Directions =
State how many lines in the following entries contain the word "Electrak". No other output.

──────── Data section ────────

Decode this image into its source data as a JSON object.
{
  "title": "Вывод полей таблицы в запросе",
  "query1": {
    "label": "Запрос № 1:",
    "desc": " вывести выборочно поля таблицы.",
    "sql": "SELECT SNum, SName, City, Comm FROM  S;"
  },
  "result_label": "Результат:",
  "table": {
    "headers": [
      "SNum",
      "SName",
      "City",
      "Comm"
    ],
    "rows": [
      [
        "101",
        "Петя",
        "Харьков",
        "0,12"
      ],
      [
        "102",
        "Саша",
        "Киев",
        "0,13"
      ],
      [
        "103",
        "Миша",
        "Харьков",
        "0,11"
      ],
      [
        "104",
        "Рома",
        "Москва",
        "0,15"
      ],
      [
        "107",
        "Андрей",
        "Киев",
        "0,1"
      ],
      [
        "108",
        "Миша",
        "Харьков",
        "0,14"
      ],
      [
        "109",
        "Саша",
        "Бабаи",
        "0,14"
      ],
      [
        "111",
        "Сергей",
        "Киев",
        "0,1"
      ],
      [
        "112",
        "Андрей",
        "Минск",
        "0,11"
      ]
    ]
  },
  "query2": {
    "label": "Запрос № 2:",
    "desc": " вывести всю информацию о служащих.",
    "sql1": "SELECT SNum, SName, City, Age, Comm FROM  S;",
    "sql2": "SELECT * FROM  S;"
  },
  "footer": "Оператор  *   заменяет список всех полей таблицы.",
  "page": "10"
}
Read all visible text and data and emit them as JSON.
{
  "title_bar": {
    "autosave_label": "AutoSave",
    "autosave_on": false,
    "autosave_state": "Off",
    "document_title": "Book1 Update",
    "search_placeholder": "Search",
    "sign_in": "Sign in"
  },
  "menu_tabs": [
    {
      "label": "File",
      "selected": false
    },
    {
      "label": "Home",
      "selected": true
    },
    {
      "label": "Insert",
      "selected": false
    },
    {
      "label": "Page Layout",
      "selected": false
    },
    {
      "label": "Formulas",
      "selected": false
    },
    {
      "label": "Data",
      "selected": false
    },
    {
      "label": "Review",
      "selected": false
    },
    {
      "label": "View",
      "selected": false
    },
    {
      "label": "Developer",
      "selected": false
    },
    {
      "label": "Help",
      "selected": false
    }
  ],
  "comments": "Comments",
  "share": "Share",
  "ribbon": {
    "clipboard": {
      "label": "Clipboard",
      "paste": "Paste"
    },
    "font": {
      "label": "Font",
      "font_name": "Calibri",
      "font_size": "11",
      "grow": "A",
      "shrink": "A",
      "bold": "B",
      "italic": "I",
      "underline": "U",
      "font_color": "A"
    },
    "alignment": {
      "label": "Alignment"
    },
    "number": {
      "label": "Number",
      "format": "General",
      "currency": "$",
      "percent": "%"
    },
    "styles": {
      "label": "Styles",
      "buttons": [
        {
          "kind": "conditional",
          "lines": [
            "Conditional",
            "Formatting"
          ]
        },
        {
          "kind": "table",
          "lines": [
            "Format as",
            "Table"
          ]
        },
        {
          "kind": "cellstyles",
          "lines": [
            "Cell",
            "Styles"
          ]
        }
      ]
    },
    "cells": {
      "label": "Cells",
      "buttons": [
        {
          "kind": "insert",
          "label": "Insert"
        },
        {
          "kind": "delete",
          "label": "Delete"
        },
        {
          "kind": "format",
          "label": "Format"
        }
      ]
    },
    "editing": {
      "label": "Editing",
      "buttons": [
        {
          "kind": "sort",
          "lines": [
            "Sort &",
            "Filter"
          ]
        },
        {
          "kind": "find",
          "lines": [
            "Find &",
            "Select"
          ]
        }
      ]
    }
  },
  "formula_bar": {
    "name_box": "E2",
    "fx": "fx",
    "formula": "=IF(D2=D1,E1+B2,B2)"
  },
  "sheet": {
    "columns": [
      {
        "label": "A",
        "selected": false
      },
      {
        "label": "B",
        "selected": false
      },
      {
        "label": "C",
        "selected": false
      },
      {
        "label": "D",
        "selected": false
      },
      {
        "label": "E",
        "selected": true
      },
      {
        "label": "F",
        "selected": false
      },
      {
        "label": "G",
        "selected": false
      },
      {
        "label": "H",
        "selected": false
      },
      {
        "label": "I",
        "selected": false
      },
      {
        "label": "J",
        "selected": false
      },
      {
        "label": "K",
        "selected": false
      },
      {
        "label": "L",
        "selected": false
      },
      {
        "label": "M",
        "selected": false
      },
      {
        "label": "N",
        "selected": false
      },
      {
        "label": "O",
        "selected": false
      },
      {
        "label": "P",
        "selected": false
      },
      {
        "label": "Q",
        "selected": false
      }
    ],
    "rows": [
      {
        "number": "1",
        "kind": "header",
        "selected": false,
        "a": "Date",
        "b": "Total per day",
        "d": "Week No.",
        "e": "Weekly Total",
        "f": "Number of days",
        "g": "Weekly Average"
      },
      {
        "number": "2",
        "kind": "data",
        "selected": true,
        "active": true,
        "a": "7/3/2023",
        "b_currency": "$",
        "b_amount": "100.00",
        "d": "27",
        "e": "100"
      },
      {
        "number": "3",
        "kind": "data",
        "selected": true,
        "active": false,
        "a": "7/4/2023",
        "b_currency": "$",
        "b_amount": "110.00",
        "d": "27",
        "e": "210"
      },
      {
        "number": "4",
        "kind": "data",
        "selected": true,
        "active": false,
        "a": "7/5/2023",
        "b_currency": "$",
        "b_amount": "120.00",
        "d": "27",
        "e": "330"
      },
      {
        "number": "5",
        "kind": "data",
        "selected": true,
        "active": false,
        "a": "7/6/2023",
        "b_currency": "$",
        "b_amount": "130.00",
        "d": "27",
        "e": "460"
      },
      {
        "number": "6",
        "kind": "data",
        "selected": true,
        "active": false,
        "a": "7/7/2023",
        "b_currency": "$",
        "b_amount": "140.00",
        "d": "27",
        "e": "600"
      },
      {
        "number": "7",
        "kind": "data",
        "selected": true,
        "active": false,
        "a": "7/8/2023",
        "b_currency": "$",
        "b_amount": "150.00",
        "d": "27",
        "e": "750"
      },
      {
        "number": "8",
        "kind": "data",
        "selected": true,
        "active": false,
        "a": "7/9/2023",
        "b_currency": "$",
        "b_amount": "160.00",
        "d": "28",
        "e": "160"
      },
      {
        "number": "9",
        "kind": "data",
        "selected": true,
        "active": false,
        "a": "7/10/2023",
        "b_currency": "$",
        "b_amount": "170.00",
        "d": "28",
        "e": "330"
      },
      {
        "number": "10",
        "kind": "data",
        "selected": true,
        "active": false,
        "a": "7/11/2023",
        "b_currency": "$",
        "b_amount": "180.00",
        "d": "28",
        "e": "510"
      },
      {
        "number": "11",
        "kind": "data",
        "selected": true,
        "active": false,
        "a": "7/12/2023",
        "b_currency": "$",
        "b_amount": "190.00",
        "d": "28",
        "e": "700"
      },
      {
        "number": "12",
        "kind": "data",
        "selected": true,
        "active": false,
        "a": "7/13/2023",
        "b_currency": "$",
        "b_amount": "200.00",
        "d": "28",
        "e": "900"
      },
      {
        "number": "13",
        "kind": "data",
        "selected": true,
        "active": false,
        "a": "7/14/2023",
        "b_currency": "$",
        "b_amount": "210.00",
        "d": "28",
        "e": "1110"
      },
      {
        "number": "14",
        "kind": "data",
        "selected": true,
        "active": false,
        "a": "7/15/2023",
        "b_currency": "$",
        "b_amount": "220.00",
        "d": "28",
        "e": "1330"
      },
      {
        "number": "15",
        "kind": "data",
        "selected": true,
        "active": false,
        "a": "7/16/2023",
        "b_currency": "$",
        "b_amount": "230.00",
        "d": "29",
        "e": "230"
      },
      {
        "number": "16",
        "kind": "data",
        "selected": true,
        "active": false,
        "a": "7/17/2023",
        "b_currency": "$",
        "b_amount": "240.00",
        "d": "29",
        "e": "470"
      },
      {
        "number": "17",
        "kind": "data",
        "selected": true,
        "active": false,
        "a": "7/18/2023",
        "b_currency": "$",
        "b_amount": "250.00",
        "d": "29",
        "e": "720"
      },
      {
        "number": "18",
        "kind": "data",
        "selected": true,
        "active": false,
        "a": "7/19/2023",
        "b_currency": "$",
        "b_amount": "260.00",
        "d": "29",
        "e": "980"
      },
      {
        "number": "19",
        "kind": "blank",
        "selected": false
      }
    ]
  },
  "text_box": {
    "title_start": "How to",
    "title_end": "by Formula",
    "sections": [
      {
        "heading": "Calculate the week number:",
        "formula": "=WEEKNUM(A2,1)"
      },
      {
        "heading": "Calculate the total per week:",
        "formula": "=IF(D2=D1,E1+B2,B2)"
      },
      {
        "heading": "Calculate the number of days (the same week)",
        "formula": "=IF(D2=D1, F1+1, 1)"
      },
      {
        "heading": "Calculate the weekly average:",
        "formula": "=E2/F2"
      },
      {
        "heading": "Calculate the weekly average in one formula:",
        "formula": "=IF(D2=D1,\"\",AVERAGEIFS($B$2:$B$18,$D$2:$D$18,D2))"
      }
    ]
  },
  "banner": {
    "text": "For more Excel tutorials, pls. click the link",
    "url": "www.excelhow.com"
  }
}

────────
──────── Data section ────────

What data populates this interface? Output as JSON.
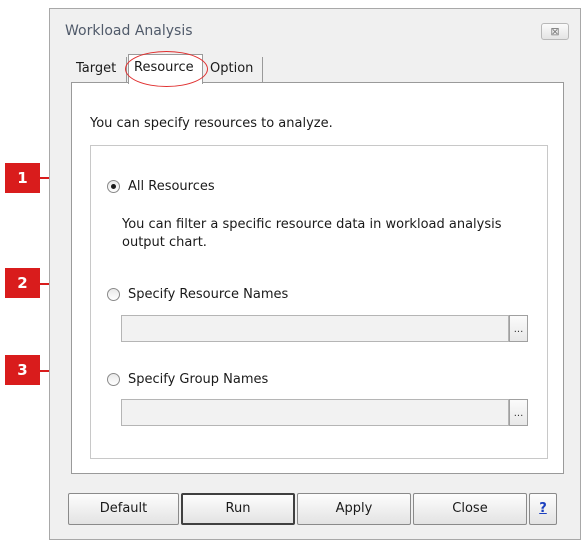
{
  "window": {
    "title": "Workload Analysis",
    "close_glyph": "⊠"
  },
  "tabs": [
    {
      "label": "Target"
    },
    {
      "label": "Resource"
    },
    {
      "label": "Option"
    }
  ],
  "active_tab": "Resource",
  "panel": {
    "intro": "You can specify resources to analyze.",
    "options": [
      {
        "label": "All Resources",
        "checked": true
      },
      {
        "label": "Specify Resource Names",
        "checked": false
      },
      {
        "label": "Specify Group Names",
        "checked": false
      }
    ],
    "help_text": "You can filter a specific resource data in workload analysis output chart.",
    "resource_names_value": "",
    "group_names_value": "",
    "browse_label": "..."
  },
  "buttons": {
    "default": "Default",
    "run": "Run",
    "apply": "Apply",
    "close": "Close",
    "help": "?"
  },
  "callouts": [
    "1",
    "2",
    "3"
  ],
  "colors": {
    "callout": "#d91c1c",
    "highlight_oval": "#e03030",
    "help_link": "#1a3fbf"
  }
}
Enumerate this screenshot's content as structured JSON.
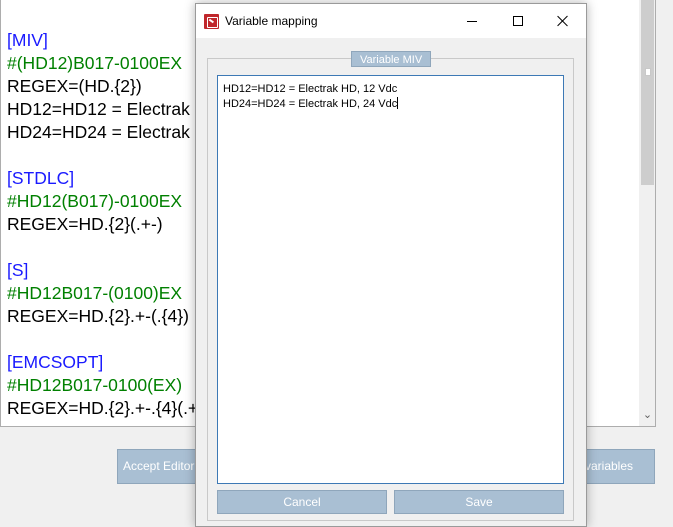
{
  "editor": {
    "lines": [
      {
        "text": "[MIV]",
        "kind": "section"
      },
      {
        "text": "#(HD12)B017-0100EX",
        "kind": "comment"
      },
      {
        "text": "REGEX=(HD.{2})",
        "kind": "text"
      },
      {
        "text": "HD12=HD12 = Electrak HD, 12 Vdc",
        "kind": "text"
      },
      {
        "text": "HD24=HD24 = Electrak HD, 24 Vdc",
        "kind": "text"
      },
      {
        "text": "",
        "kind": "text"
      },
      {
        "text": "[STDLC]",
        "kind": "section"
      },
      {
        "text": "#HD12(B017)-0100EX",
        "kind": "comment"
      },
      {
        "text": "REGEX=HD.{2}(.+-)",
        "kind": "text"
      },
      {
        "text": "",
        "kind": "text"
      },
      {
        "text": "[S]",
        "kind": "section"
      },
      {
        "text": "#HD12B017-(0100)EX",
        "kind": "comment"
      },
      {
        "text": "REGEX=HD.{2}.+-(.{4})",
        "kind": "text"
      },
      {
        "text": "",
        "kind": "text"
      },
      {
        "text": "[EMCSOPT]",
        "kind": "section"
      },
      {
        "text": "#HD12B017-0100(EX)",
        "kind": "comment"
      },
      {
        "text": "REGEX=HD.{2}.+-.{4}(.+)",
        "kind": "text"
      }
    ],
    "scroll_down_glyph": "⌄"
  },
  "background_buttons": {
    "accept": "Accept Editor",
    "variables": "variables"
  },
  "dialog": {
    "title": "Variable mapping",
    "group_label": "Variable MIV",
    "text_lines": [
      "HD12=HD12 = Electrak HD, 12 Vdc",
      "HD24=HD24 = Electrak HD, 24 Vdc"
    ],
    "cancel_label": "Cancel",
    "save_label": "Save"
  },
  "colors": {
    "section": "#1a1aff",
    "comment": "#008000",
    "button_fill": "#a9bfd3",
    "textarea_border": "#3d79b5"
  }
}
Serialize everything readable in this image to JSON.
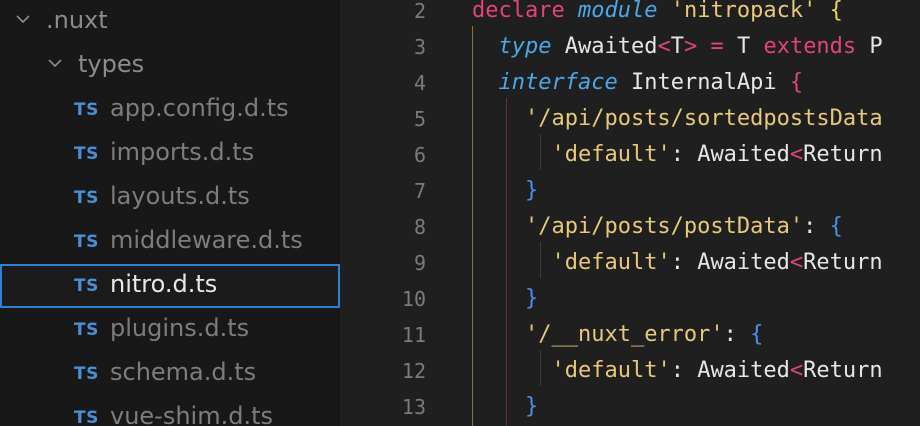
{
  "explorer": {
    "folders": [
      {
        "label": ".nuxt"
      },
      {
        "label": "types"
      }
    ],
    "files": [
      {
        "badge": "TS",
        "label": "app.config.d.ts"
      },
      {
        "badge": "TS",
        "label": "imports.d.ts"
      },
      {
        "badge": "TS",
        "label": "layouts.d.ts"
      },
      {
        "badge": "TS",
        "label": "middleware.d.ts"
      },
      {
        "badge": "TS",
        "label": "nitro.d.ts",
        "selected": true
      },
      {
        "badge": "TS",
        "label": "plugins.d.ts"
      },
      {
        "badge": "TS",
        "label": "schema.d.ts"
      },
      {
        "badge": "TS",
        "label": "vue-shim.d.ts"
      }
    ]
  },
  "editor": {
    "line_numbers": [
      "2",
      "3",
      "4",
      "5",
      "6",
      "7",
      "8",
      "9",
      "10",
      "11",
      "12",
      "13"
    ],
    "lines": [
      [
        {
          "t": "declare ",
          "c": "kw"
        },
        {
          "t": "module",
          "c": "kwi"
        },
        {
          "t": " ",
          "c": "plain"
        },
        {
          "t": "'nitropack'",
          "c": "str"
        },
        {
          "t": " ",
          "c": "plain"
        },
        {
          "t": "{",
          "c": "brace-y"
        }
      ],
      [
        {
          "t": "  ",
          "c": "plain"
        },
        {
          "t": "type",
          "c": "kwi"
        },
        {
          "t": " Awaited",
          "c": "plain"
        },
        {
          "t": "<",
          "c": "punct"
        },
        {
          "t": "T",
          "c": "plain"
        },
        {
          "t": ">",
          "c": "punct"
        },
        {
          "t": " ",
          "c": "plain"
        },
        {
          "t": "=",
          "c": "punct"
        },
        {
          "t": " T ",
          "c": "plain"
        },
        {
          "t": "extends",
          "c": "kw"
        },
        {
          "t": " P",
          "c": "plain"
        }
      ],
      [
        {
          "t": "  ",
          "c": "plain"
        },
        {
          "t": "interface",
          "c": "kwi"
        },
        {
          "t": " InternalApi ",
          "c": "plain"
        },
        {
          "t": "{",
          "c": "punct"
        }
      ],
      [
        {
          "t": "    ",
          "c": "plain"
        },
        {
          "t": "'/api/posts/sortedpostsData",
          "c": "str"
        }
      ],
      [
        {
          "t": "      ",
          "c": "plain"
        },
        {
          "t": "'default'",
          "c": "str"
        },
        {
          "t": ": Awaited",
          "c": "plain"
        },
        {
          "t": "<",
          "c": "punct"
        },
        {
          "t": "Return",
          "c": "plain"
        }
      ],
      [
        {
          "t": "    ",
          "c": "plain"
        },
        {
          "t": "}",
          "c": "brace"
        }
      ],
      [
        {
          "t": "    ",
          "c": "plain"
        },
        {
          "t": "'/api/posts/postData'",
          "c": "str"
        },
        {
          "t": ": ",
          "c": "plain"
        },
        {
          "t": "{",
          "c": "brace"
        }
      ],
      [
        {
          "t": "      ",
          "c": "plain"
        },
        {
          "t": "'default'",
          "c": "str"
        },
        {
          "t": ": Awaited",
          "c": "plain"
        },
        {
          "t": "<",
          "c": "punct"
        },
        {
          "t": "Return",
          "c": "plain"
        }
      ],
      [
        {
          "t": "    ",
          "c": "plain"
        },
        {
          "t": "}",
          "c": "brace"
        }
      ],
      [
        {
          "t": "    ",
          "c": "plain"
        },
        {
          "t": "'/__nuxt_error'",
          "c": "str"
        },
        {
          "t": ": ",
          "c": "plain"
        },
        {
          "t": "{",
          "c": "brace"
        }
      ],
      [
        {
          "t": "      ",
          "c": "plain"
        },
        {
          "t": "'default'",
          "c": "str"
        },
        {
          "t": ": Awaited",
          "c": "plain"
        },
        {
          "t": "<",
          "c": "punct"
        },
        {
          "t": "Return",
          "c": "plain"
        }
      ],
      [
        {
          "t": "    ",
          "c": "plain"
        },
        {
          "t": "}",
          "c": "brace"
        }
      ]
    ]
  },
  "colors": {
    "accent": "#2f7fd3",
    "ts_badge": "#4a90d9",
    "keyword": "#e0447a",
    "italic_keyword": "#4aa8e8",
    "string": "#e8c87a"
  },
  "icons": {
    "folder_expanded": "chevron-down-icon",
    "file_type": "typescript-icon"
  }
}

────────
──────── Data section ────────

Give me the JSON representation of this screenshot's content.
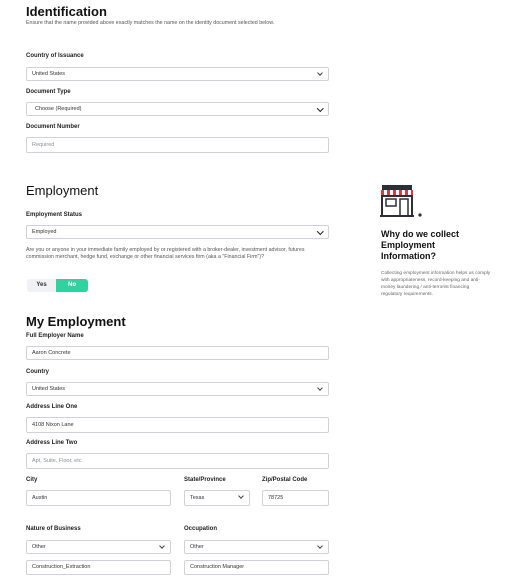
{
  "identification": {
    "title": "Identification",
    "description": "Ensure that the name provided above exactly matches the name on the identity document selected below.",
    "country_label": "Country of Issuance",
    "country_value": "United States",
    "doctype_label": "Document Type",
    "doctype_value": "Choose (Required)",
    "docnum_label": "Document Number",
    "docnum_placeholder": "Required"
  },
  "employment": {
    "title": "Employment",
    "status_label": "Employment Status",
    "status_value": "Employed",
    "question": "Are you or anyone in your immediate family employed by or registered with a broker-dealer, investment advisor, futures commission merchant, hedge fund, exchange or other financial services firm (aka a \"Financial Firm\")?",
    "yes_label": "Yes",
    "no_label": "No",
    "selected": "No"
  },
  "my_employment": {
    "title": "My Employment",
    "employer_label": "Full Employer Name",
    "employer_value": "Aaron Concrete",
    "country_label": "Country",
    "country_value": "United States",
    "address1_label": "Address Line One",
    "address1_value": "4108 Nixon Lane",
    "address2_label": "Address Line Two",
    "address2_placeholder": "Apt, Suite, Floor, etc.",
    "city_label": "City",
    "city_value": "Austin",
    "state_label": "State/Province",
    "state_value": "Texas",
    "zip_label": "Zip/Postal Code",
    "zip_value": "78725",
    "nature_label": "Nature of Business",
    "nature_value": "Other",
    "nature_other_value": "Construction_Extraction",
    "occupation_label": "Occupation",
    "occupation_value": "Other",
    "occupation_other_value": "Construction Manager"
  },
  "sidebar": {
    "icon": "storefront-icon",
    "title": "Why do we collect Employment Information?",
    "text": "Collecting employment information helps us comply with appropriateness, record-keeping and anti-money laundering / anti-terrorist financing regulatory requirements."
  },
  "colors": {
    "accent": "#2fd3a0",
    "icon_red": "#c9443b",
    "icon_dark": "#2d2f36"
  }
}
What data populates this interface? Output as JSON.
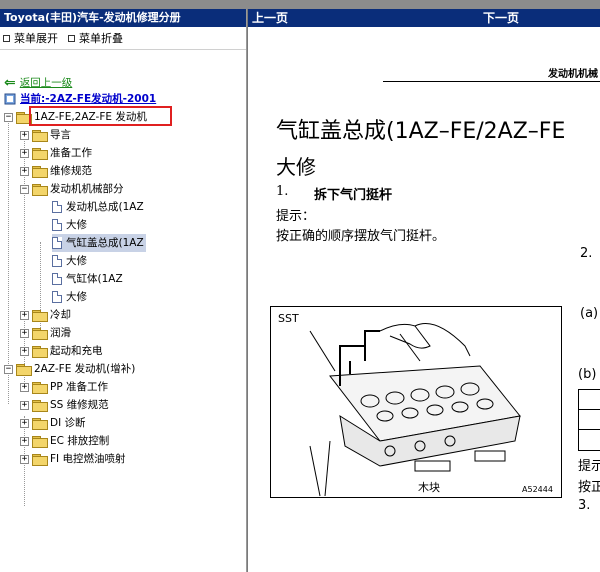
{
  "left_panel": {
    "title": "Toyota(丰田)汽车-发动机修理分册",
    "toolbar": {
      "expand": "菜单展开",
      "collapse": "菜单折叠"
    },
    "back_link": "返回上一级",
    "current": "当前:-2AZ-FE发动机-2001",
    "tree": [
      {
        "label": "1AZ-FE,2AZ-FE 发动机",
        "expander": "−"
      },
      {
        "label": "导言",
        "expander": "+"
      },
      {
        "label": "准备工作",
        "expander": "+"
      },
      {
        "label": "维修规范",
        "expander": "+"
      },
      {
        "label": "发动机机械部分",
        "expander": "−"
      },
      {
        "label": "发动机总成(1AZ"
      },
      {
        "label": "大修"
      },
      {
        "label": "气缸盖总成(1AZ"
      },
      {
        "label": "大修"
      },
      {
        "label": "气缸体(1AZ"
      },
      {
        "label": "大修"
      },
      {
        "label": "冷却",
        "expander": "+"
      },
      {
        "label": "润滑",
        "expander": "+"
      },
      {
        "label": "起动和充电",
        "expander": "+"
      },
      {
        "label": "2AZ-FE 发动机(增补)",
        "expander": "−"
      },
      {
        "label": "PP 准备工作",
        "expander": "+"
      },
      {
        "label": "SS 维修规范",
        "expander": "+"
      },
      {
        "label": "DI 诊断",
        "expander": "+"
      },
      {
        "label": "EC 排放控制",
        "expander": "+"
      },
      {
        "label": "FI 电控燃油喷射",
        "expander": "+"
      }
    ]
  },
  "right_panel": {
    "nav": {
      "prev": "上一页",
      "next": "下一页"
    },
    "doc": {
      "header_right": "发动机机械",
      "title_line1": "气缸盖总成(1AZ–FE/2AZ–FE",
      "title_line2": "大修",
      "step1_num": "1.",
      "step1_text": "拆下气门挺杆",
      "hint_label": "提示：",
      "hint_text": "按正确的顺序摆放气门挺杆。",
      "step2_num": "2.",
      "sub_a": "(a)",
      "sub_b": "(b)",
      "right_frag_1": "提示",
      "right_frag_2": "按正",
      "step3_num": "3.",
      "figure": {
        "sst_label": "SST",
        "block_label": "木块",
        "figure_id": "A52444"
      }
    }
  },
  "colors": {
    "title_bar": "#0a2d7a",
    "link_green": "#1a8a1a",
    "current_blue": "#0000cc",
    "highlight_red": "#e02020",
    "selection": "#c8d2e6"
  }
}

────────

Solution for this exercise =
4